Georgia O’Keeffe paintings are in dozens of major museums across the world, in New York, London, Paris and, of course, at the artist’s namesake museum n Santa Fe.
But it’s Rio Arriba County, among the desert mesas and mountaintops around Abiquiu, where “you can actually find yourself in an O’Keeffe painting,” says Georgia O’Keeffe Museum director Robert Kret.
“Georgia O’Keeffe selected that place, she made it her home, and she did it for a variety of reasons,” Kret said. “One of the things I observed is the richness of culture, rich culture of history (that) really resonated with her.”
O’Keeffe began traveling regularly to New Mexico in the 1930s before moving here permanently in 1949. She bought her first home at Ghost Ranch in 1940 and then, in 1945, a house not far away in Abiquiu.
Since 2006, the O’Keeffe Museum has operated daily tours of the Abiquiu home and studio, something the former O’Keeffe Foundation had been doing since the early ’90s.
The museum in Santa Fe also has used a ticket office left by the foundation, a less-than-1,000-square-foot former laundromat with enough space to check in for the tour and watch an introductory video.
But as visitation steadily increased – home and studio tours attracted a record 13,500 people in 2017 – so did the need for a larger facility. Kret said the historic site needed basic amenities like restrooms and places to sit, as well as presentation of historical information, to make it a base for a more “well-rounded” visitor experience.
Ground was broken on the O’Keeffe Welcome Center, a nearly 5,000-square-foot building, last fall, and it opened officially in mid-May. The center is officially the property of the Abiquiu Inn, which owns the land. The museum has a 20-year lease.
“It’s not just promoting the Georgia O’Keeffe Museum or the Abiquiu Home and Studio,” said Giustina Renzoni, the historic site manager hired in February to oversee the new facility.
“We really think of ourselves as ambassadors to the Rio Chama Valley. We want to facilitate visitors’ entire experience beyond the doors of the welcome center, and beyond the doors of the home and studio.”
Renzoni said that even if visitors can’t go on one of the home and studio tours, which are mostly scheduled weeks in advance, she still wants them to use the welcome center to learn about O’Keeffe and plan trips throughout the scenic area.
She said all the employees are locals, and some even knew O’Keeffe growing up. That helps when it comes to providing information on other nearby attractions like Ghost Ranch, which offers hiking and a couple of impressive small museums, and the Purple Adobe Lavender Farm.
“In some ways, the landscape of Rio Arriba County is under-appreciated,” compared to tourism hot spots like Santa Fe, Taos and Albuquerque, Kret said.
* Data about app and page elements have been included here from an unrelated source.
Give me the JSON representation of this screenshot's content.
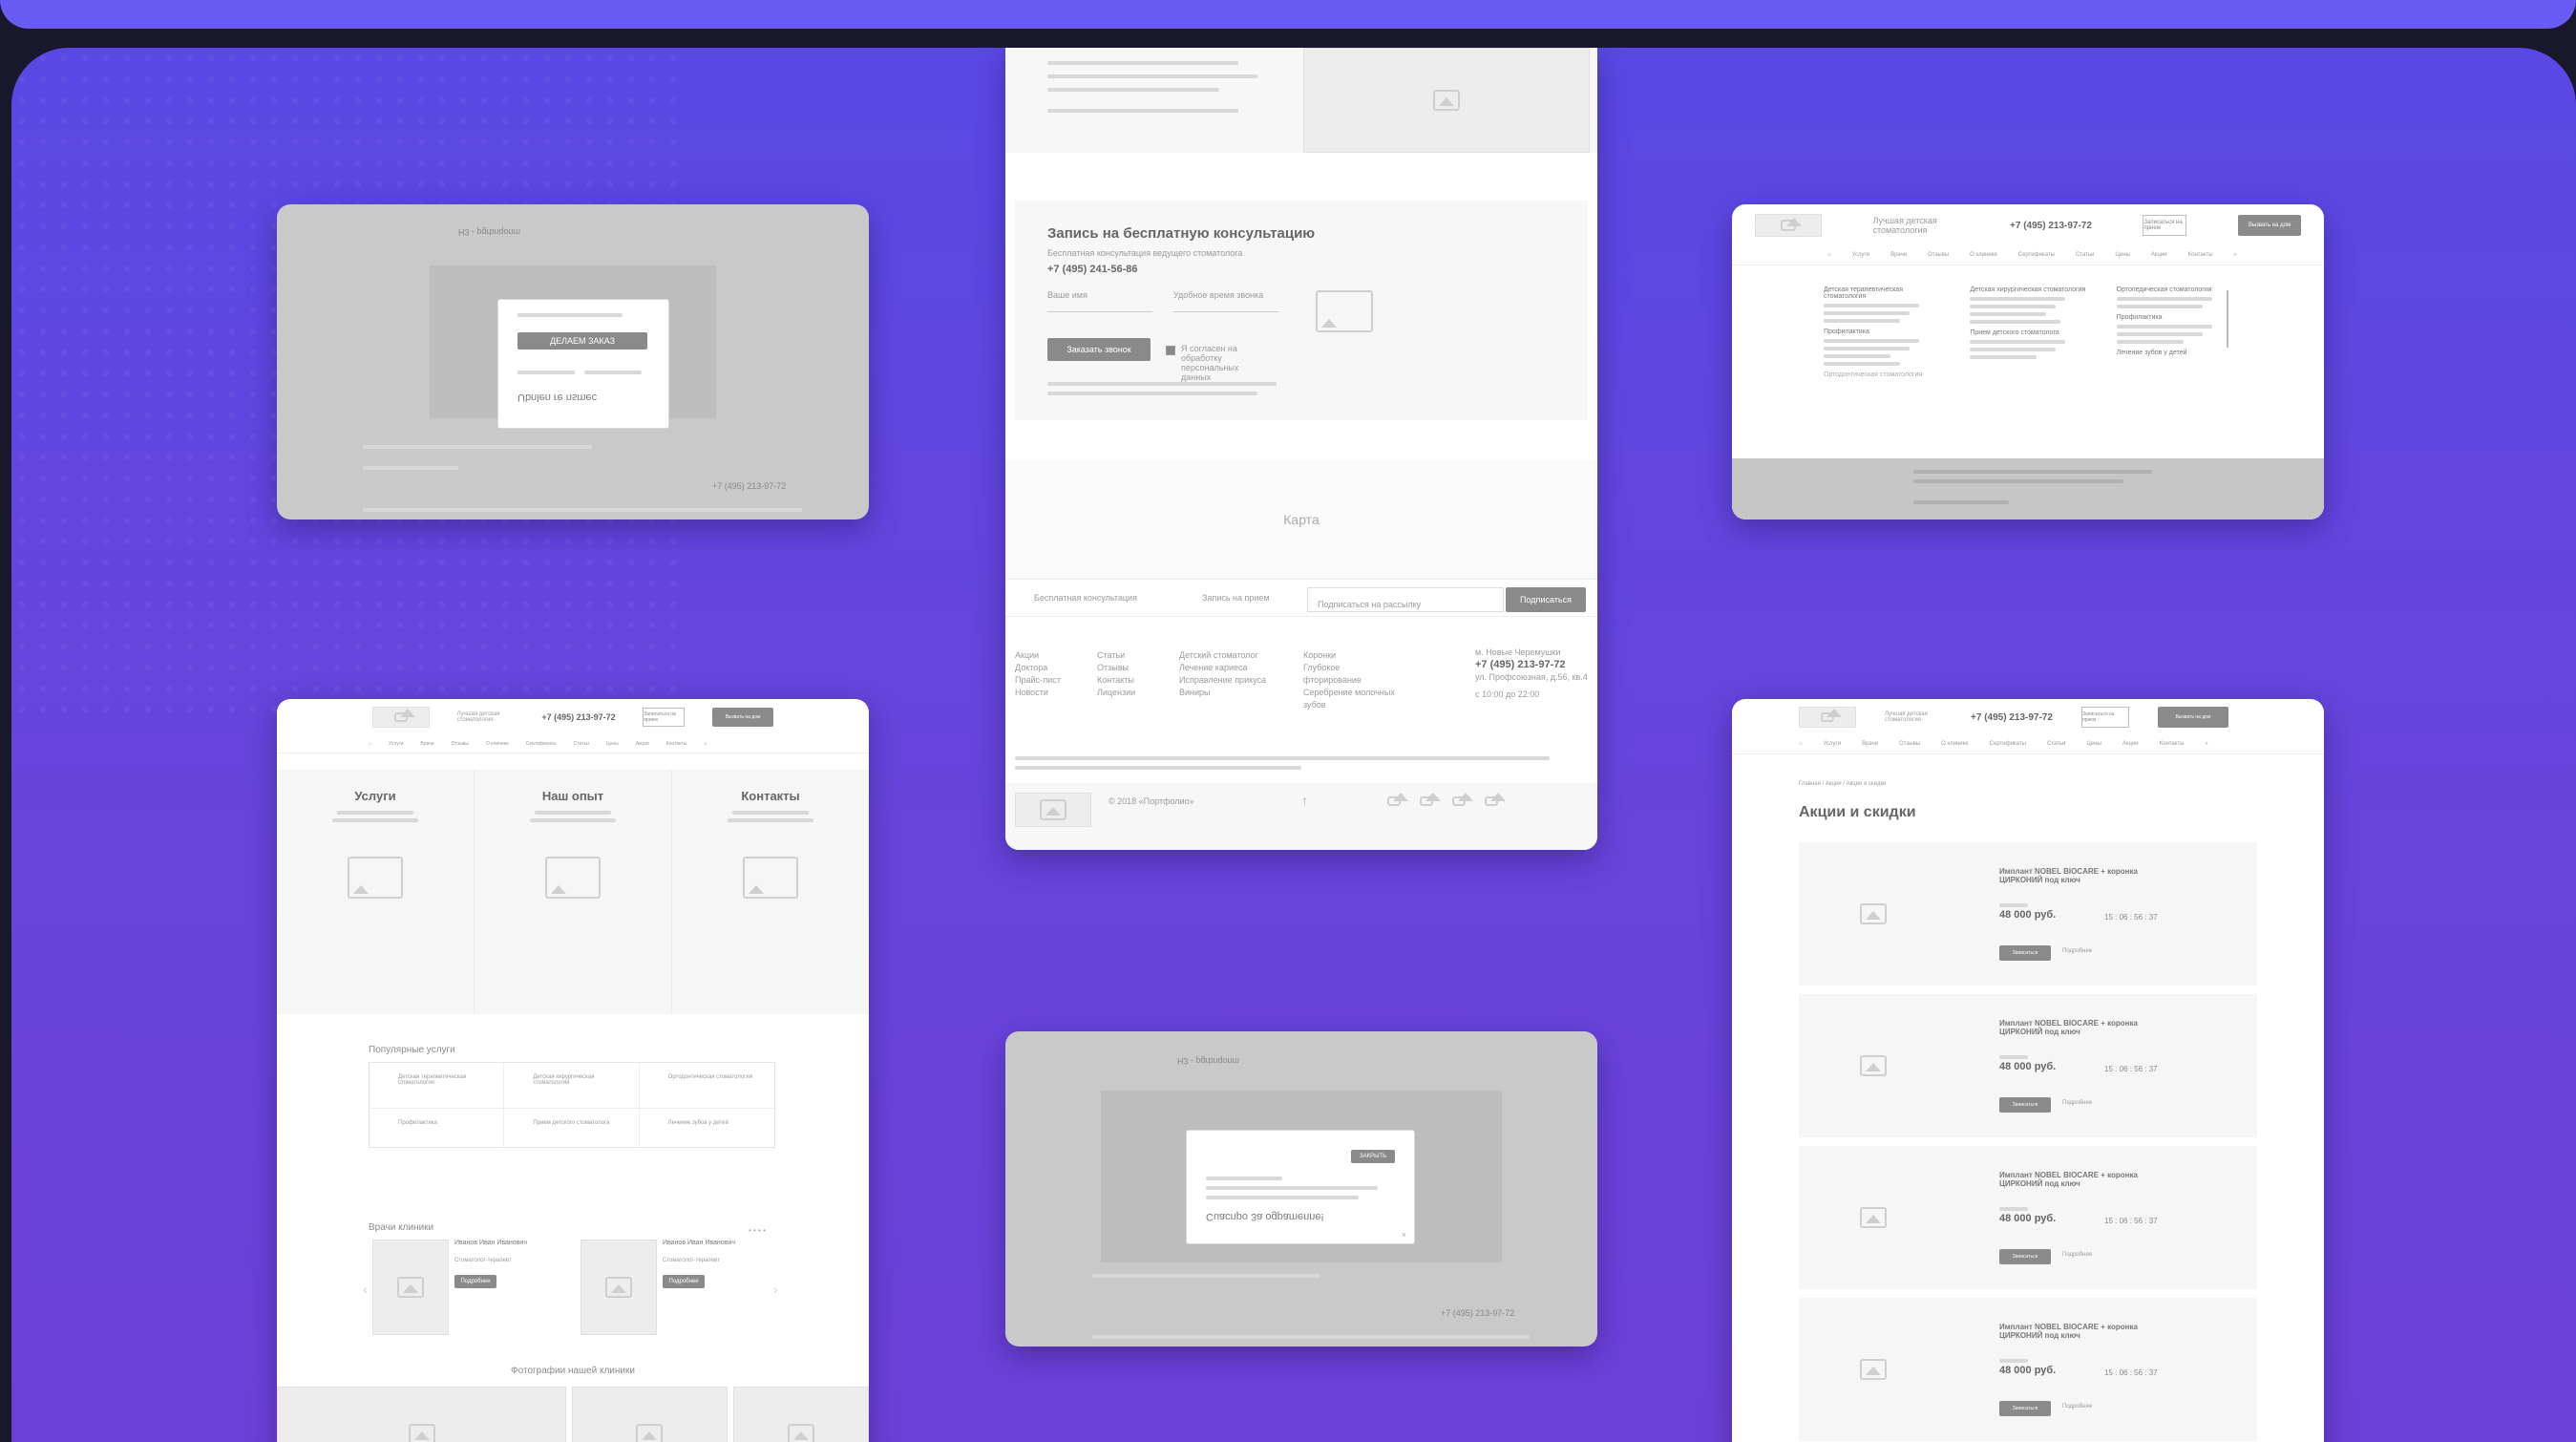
{
  "theme": {
    "accent": "#6a5bf2",
    "background": "#5a48e4",
    "wireframe_gray": "#c9c9c9"
  },
  "card_mc1": {
    "logo": "H3 - pgrbnqonm",
    "modal_title": "Ubnlen re nsmec",
    "modal_button": "ДЕЛАЕМ ЗАКАЗ",
    "footer_phone": "+7 (495) 213-97-72"
  },
  "card_form": {
    "title": "Запись на бесплатную консультацию",
    "subtitle": "Бесплатная консультация ведущего стоматолога",
    "phone": "+7 (495) 241-56-86",
    "name_label": "Ваше имя",
    "time_label": "Удобное время звонка",
    "submit": "Заказать звонок",
    "consent": "Я согласен на обработку персональных данных",
    "map_label": "Карта",
    "strip_consult": "Бесплатная консультация",
    "strip_appointment": "Запись на прием",
    "subscribe_placeholder": "Подписаться на рассылку",
    "subscribe_button": "Подписаться",
    "footer_cols": [
      [
        "Акции",
        "Доктора",
        "Прайс-лист",
        "Новости"
      ],
      [
        "Статьи",
        "Отзывы",
        "Контакты",
        "Лицензии"
      ],
      [
        "Детский стоматолог",
        "Лечение кариеса",
        "Исправление прикуса",
        "Виниры"
      ],
      [
        "Коронки",
        "Глубокое фторирование",
        "Серебрение молочных зубов"
      ]
    ],
    "footer_address": "м. Новые Черемушки",
    "footer_phone": "+7 (495) 213-97-72",
    "footer_street": "ул. Профсоюзная, д.56, кв.4",
    "footer_hours": "с 10:00 до 22:00",
    "copyright": "© 2018 «Портфолио»"
  },
  "card_menu": {
    "header_text": "Лучшая детская стоматология",
    "phone": "+7 (495) 213-97-72",
    "cta1": "Записаться на прием",
    "cta2": "Вызвать на дом",
    "nav": [
      "Услуги",
      "Врачи",
      "Отзывы",
      "О клинике",
      "Сертификаты",
      "Статьи",
      "Цены",
      "Акции",
      "Контакты"
    ],
    "columns": [
      [
        "Детская терапевтическая стоматология",
        "Профилактика",
        "Ортодонтическая стоматология"
      ],
      [
        "Детская хирургическая стоматология",
        "Прием детского стоматолога"
      ],
      [
        "Ортопедическая стоматология",
        "Профилактика",
        "Лечение зубов у детей"
      ]
    ]
  },
  "card_services": {
    "header_text": "Лучшая детская стоматология",
    "phone": "+7 (495) 213-97-72",
    "cta1": "Записаться на прием",
    "cta2": "Вызвать на дом",
    "nav": [
      "Услуги",
      "Врачи",
      "Отзывы",
      "О клинике",
      "Сертификаты",
      "Статьи",
      "Цены",
      "Акции",
      "Контакты"
    ],
    "panels": [
      "Услуги",
      "Наш опыт",
      "Контакты"
    ],
    "popular_title": "Популярные услуги",
    "services": [
      "Детская терапевтическая стоматология",
      "Детская хирургическая стоматология",
      "Ортодонтическая стоматология",
      "Профилактика",
      "Прием детского стоматолога",
      "Лечение зубов у детей"
    ],
    "doctors_title": "Врачи клиники",
    "doctor_name": "Иванов Иван Иванович",
    "doctor_role": "Стоматолог-терапевт",
    "doctor_button": "Подробнее",
    "photos_title": "Фотографии нашей клиники"
  },
  "card_mc2": {
    "logo": "H3 - pgrbnqonm",
    "modal_title": "Cuacnpo 3a ogpamenne!",
    "modal_button": "ЗАКРЫТЬ",
    "footer_phone": "+7 (495) 213-97-72"
  },
  "card_promo": {
    "header_text": "Лучшая детская стоматология",
    "phone": "+7 (495) 213-97-72",
    "cta1": "Записаться на прием",
    "cta2": "Вызвать на дом",
    "nav": [
      "Услуги",
      "Врачи",
      "Отзывы",
      "О клинике",
      "Сертификаты",
      "Статьи",
      "Цены",
      "Акции",
      "Контакты"
    ],
    "breadcrumb": "Главная / Акции / Акции и скидки",
    "title": "Акции и скидки",
    "items": [
      {
        "name": "Имплант NOBEL BIOCARE + коронка ЦИРКОНИЙ под ключ",
        "price": "48 000 руб.",
        "timer": "15 : 06 : 56 : 37"
      },
      {
        "name": "Имплант NOBEL BIOCARE + коронка ЦИРКОНИЙ под ключ",
        "price": "48 000 руб.",
        "timer": "15 : 06 : 56 : 37"
      },
      {
        "name": "Имплант NOBEL BIOCARE + коронка ЦИРКОНИЙ под ключ",
        "price": "48 000 руб.",
        "timer": "15 : 06 : 56 : 37"
      },
      {
        "name": "Имплант NOBEL BIOCARE + коронка ЦИРКОНИЙ под ключ",
        "price": "48 000 руб.",
        "timer": "15 : 06 : 56 : 37"
      }
    ],
    "signup_label": "Записаться",
    "details_label": "Подробнее"
  }
}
A digital kiosk in the welcome center’s lobby is designed to show visitors where O’Keeffe made specific paintings. Sites where she painted works like 1952’s “Lavender Hill with Green” and 1956’s “The Patio Door with Green Leaf,” and a series she made in the 1930s of “Gerald’s Tree” (which Renzoni noted is still standing today) are visitor-accessible.
The building’s main room includes a seating area, soon to be equipped with cellphone charging stations, and a shelf of O’Keeffe-related catalogues and books. On the walls are interpretive panels about O’Keeffe’s life in northern New Mexico and her homes.
Exhibits will change throughout the seasons and could cover local, pre-O’Keeffe history, like that of Spanish Colonial or Native American peoples, or regional geology.
Due to insurance and climate control issues, the welcome center doesn’t hold any actual O’Keeffe paintings, but it does display photographs of her taken in the area by friend Maria Chabot and photographer Todd Webb, along with rocks and animal bones from her personal collection.
The center includes a gift shop and a screening room in which Renzoni will show an eight-minute introductory clip, along with other films. There’s classroom space for education programs and which community members can reserve.
Renzoni and Kret both said the center was made for locals, as well as tourists, and the classroom is one way the museum hopes to be a community asset.
“We’re hoping people use it for yoga classes or film screenings, or maybe they want to give a short talk or lecture,” said education and interpretation curator Katrina Stacy.
The 2018 home and studio tour schedule will largely be the same as it has been in previous years, with seven tours a day Tuesday-Friday and five on Saturday.
Kret said he hopes to someday to also make O’Keeffe’s Ghost Ranch home publicly available. Renzoni said themes for future tours could also include local history, the landscape and local geology to show what inspired O’Keeffe decades ago.
“It’s not very often that you’re able to go to a museum an hour away (in Santa Fe), see all this artwork, then go to the home and studio to see where she lived and worked, and then go into the landscape where she painted and then go see the exact locations of the paintings,” said Renzoni.
“I honestly don’t think there’s another artist in the U.S. where you can have that experience.”